## EXERCISE AIM:
In the entries below, find every line with "Tasks" and copy it.

PROVIDED RECORDS below:

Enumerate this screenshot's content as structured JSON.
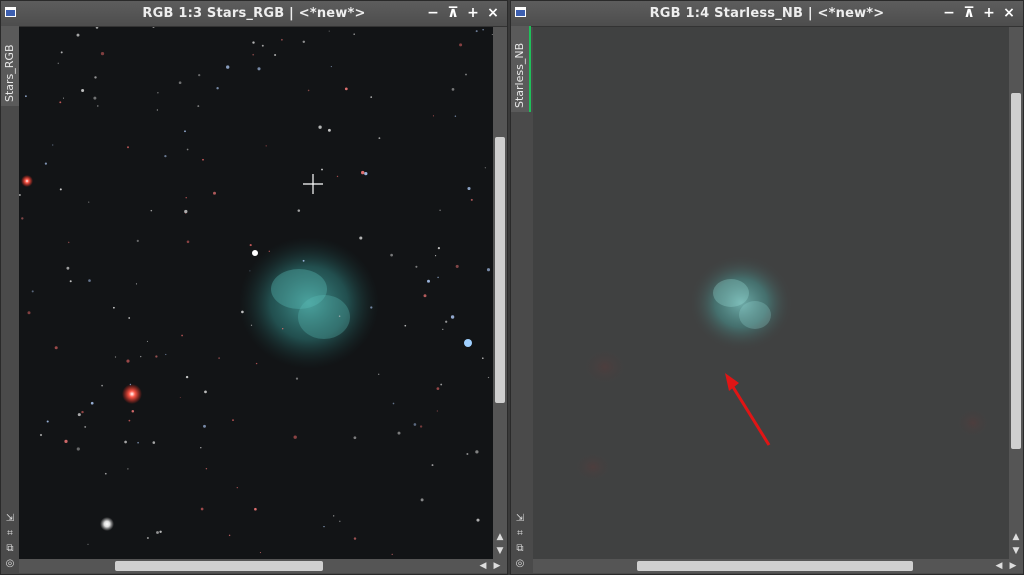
{
  "left_window": {
    "title": "RGB 1:3 Stars_RGB | <*new*>",
    "side_tab_label": "Stars_RGB",
    "controls": [
      "−",
      "⊼",
      "+",
      "×"
    ]
  },
  "right_window": {
    "title": "RGB 1:4 Starless_NB | <*new*>",
    "side_tab_label": "Starless_NB",
    "controls": [
      "−",
      "⊼",
      "+",
      "×"
    ]
  },
  "icons": {
    "app": "image-window-icon",
    "minimize": "minimize-icon",
    "shade": "shade-icon",
    "maximize": "maximize-icon",
    "close": "close-icon",
    "side_tools": [
      "fit-view-icon",
      "zoom-icon",
      "clone-icon",
      "target-icon"
    ]
  },
  "colors": {
    "stars_background": "#121416",
    "starless_background": "#404141",
    "nebula": "#3f9a98",
    "annotation_arrow": "#e01515"
  }
}
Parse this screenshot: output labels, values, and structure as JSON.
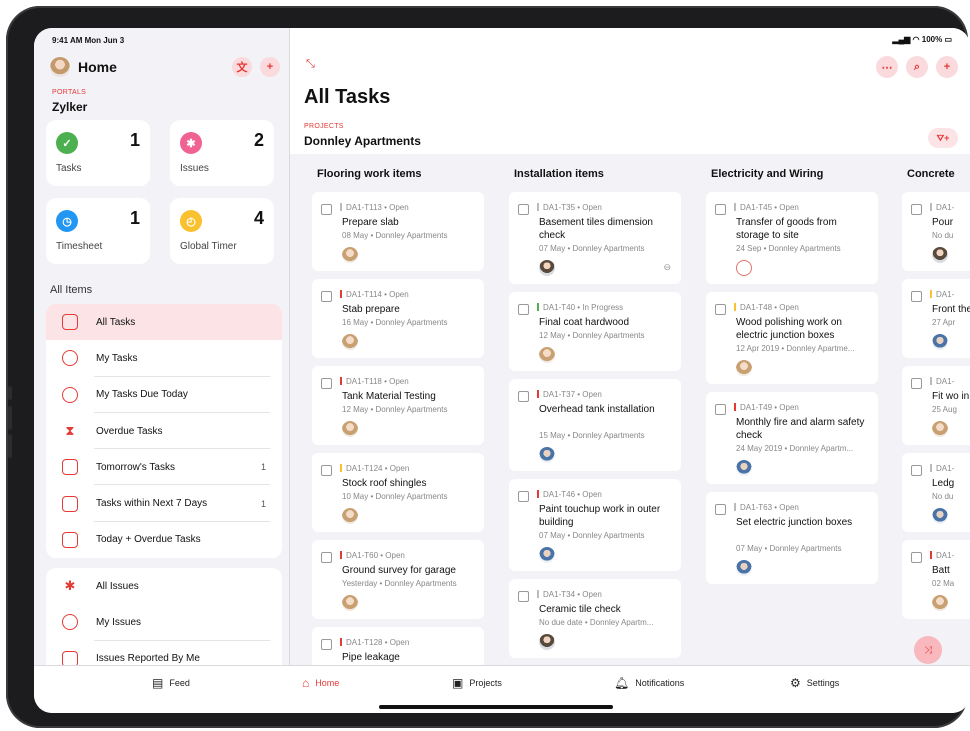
{
  "status": {
    "time": "9:41 AM  Mon Jun 3",
    "battery": "100%"
  },
  "sidebar": {
    "home_title": "Home",
    "portal_label": "PORTALS",
    "portal_name": "Zylker",
    "tiles": [
      {
        "label": "Tasks",
        "count": "1",
        "icon": "check-square-icon",
        "color": "#4caf50"
      },
      {
        "label": "Issues",
        "count": "2",
        "icon": "bug-icon",
        "color": "#f06292"
      },
      {
        "label": "Timesheet",
        "count": "1",
        "icon": "clock-icon",
        "color": "#2196f3"
      },
      {
        "label": "Global Timer",
        "count": "4",
        "icon": "timer-icon",
        "color": "#fbc02d"
      }
    ],
    "all_items_header": "All Items",
    "task_menu": [
      {
        "label": "All Tasks",
        "count": ""
      },
      {
        "label": "My Tasks",
        "count": ""
      },
      {
        "label": "My Tasks Due Today",
        "count": ""
      },
      {
        "label": "Overdue Tasks",
        "count": ""
      },
      {
        "label": "Tomorrow's Tasks",
        "count": "1"
      },
      {
        "label": "Tasks within Next 7 Days",
        "count": "1"
      },
      {
        "label": "Today + Overdue Tasks",
        "count": ""
      }
    ],
    "issue_menu": [
      {
        "label": "All Issues"
      },
      {
        "label": "My Issues"
      },
      {
        "label": "Issues Reported By Me"
      }
    ]
  },
  "main": {
    "title": "All Tasks",
    "project_label": "PROJECTS",
    "project_name": "Donnley Apartments"
  },
  "columns": [
    {
      "title": "Flooring work items",
      "cards": [
        {
          "id": "DA1-T113",
          "status": "Open",
          "title": "Prepare slab",
          "sub": "08 May • Donnley Apartments",
          "prio": "#bbbbbb",
          "av": "a"
        },
        {
          "id": "DA1-T114",
          "status": "Open",
          "title": "Stab prepare",
          "sub": "16 May • Donnley Apartments",
          "prio": "#e53935",
          "av": "a"
        },
        {
          "id": "DA1-T118",
          "status": "Open",
          "title": "Tank Material Testing",
          "sub": "12 May • Donnley Apartments",
          "prio": "#e53935",
          "av": "a"
        },
        {
          "id": "DA1-T124",
          "status": "Open",
          "title": "Stock roof shingles",
          "sub": "10 May • Donnley Apartments",
          "prio": "#fbc02d",
          "av": "a"
        },
        {
          "id": "DA1-T60",
          "status": "Open",
          "title": "Ground survey for garage",
          "sub": "Yesterday • Donnley Apartments",
          "prio": "#e53935",
          "av": "a"
        },
        {
          "id": "DA1-T128",
          "status": "Open",
          "title": "Pipe leakage",
          "sub": "",
          "prio": "#e53935",
          "av": ""
        }
      ]
    },
    {
      "title": "Installation items",
      "cards": [
        {
          "id": "DA1-T35",
          "status": "Open",
          "title": "Basement tiles dimension check",
          "sub": "07 May • Donnley Apartments",
          "prio": "#bbbbbb",
          "av": "b",
          "tag": "⊖"
        },
        {
          "id": "DA1-T40",
          "status": "In Progress",
          "title": "Final coat hardwood",
          "sub": "12 May • Donnley Apartments",
          "prio": "#4caf50",
          "av": "a"
        },
        {
          "id": "DA1-T37",
          "status": "Open",
          "title": "Overhead tank installation",
          "sub": "15 May • Donnley Apartments",
          "prio": "#e53935",
          "av": "c"
        },
        {
          "id": "DA1-T46",
          "status": "Open",
          "title": "Paint touchup work in outer building",
          "sub": "07 May • Donnley Apartments",
          "prio": "#e53935",
          "av": "c"
        },
        {
          "id": "DA1-T34",
          "status": "Open",
          "title": "Ceramic tile check",
          "sub": "No due date • Donnley Apartm...",
          "prio": "#bbbbbb",
          "av": "b"
        }
      ]
    },
    {
      "title": "Electricity and Wiring",
      "cards": [
        {
          "id": "DA1-T45",
          "status": "Open",
          "title": "Transfer of goods from storage to site",
          "sub": "24 Sep • Donnley Apartments",
          "prio": "#bbbbbb",
          "av": "d"
        },
        {
          "id": "DA1-T48",
          "status": "Open",
          "title": "Wood polishing work on electric junction boxes",
          "sub": "12 Apr 2019 • Donnley Apartme...",
          "prio": "#fbc02d",
          "av": "a"
        },
        {
          "id": "DA1-T49",
          "status": "Open",
          "title": "Monthly fire and alarm safety check",
          "sub": "24 May 2019 • Donnley Apartm...",
          "prio": "#e53935",
          "av": "c"
        },
        {
          "id": "DA1-T63",
          "status": "Open",
          "title": "Set electric junction boxes",
          "sub": "07 May • Donnley Apartments",
          "prio": "#bbbbbb",
          "av": "c"
        }
      ]
    },
    {
      "title": "Concrete",
      "cards": [
        {
          "id": "DA1-",
          "status": "",
          "title": "Pour",
          "sub": "No du",
          "prio": "#bbbbbb",
          "av": "b"
        },
        {
          "id": "DA1-",
          "status": "",
          "title": "Front the cl",
          "sub": "27 Apr",
          "prio": "#fbc02d",
          "av": "c"
        },
        {
          "id": "DA1-",
          "status": "",
          "title": "Fit wo in lotu",
          "sub": "25 Aug",
          "prio": "#bbbbbb",
          "av": "a"
        },
        {
          "id": "DA1-",
          "status": "",
          "title": "Ledg",
          "sub": "No du",
          "prio": "#bbbbbb",
          "av": "c"
        },
        {
          "id": "DA1-",
          "status": "",
          "title": "Batt",
          "sub": "02 Ma",
          "prio": "#e53935",
          "av": "a"
        }
      ]
    }
  ],
  "tabbar": {
    "feed": "Feed",
    "home": "Home",
    "projects": "Projects",
    "notifications": "Notifications",
    "settings": "Settings"
  },
  "colors": {
    "accent": "#e53935"
  }
}
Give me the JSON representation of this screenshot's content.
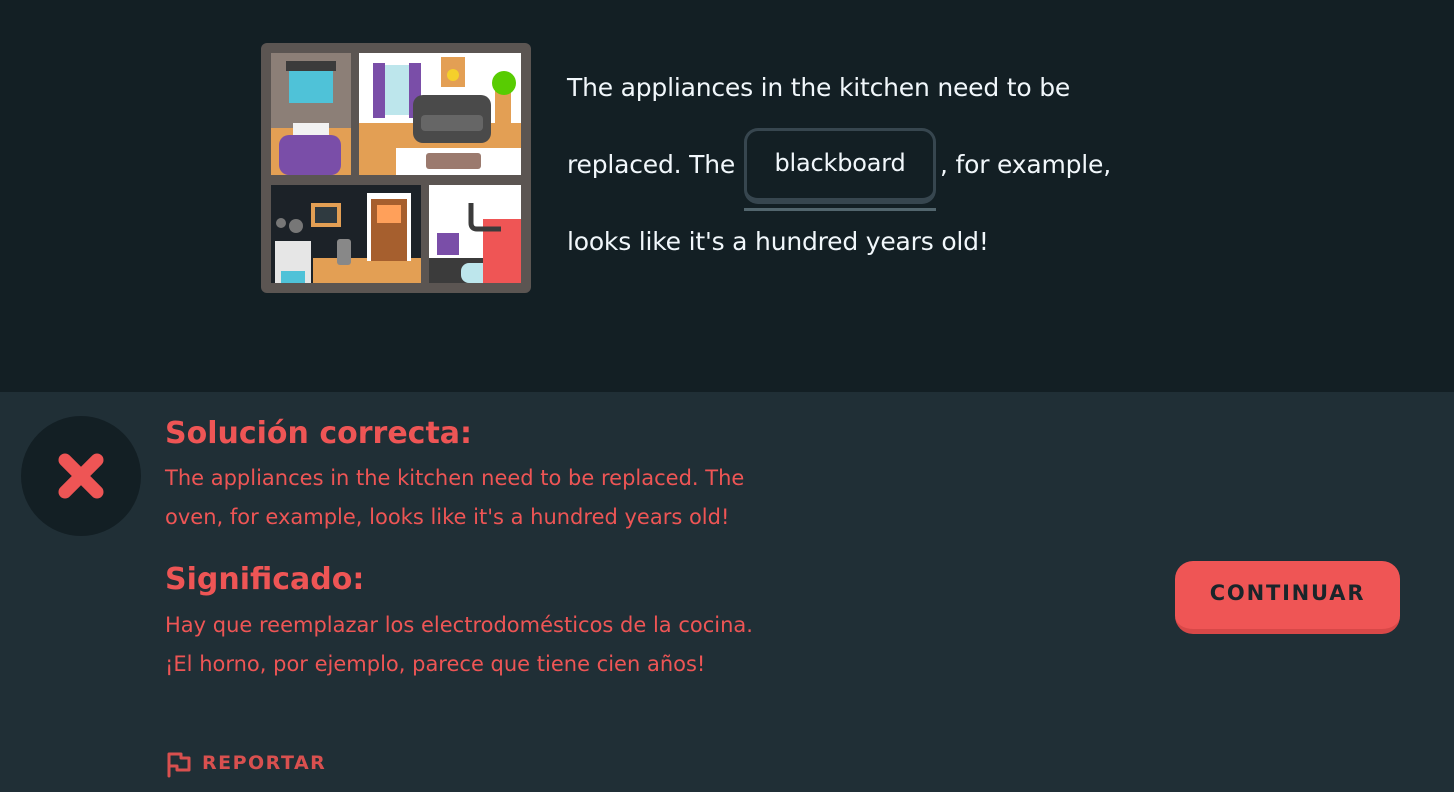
{
  "prompt": {
    "line1": "The appliances in the kitchen need to be",
    "line2_before": "replaced. The",
    "selected_answer": "blackboard",
    "line2_after": ", for example,",
    "line3": "looks like it's a hundred years old!"
  },
  "feedback": {
    "solution_heading": "Solución correcta:",
    "solution_text": "The appliances in the kitchen need to be replaced. The oven, for example, looks like it's a hundred years old!",
    "meaning_heading": "Significado:",
    "meaning_text": "Hay que reemplazar los electrodomésticos de la cocina. ¡El horno, por ejemplo, parece que tiene cien años!",
    "report_label": "REPORTAR"
  },
  "buttons": {
    "continue_label": "CONTINUAR"
  },
  "icons": {
    "result": "close-icon",
    "report": "flag-icon",
    "illustration": "house-illustration"
  },
  "colors": {
    "top_background": "#131f24",
    "bottom_background": "#202f36",
    "error": "#ee5555",
    "text_light": "#f1f7fb"
  }
}
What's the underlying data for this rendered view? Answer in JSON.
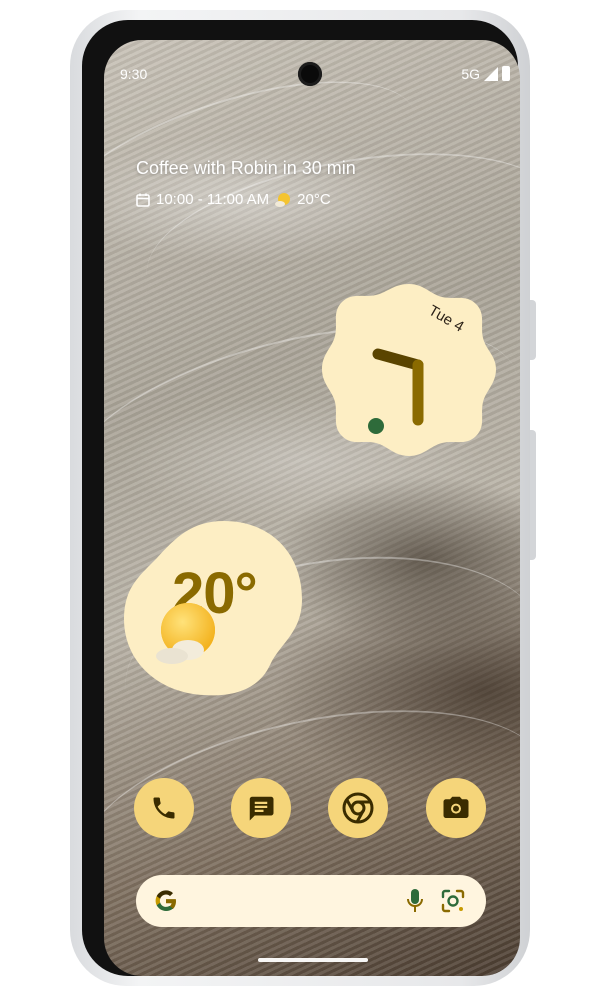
{
  "status_bar": {
    "time": "9:30",
    "network": "5G"
  },
  "glance": {
    "event_title": "Coffee with Robin in 30 min",
    "event_time": "10:00 - 11:00 AM",
    "temperature": "20°C"
  },
  "clock_widget": {
    "date": "Tue 4"
  },
  "weather_widget": {
    "temperature": "20°"
  },
  "dock": {
    "apps": [
      {
        "name": "phone-app",
        "icon": "phone-icon"
      },
      {
        "name": "messages-app",
        "icon": "message-icon"
      },
      {
        "name": "chrome-app",
        "icon": "chrome-icon"
      },
      {
        "name": "camera-app",
        "icon": "camera-icon"
      }
    ]
  },
  "search_bar": {
    "icons": [
      "google-g-icon",
      "microphone-icon",
      "lens-icon"
    ]
  },
  "colors": {
    "widget_bg": "#fdeec4",
    "accent": "#8a6a00",
    "dock_bg": "#f5d57a"
  }
}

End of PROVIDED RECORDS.

## TASK SOLUTION:
        "label": "Tasks",
        "label": "All Tasks",
        "label": "My Tasks",
        "label": "My Tasks Due Today",
        "label": "Overdue Tasks",
        "label": "Tomorrow's Tasks",
        "label": "Tasks within Next 7 Days",
        "label": "Today + Overdue Tasks",
    "title": "All Tasks",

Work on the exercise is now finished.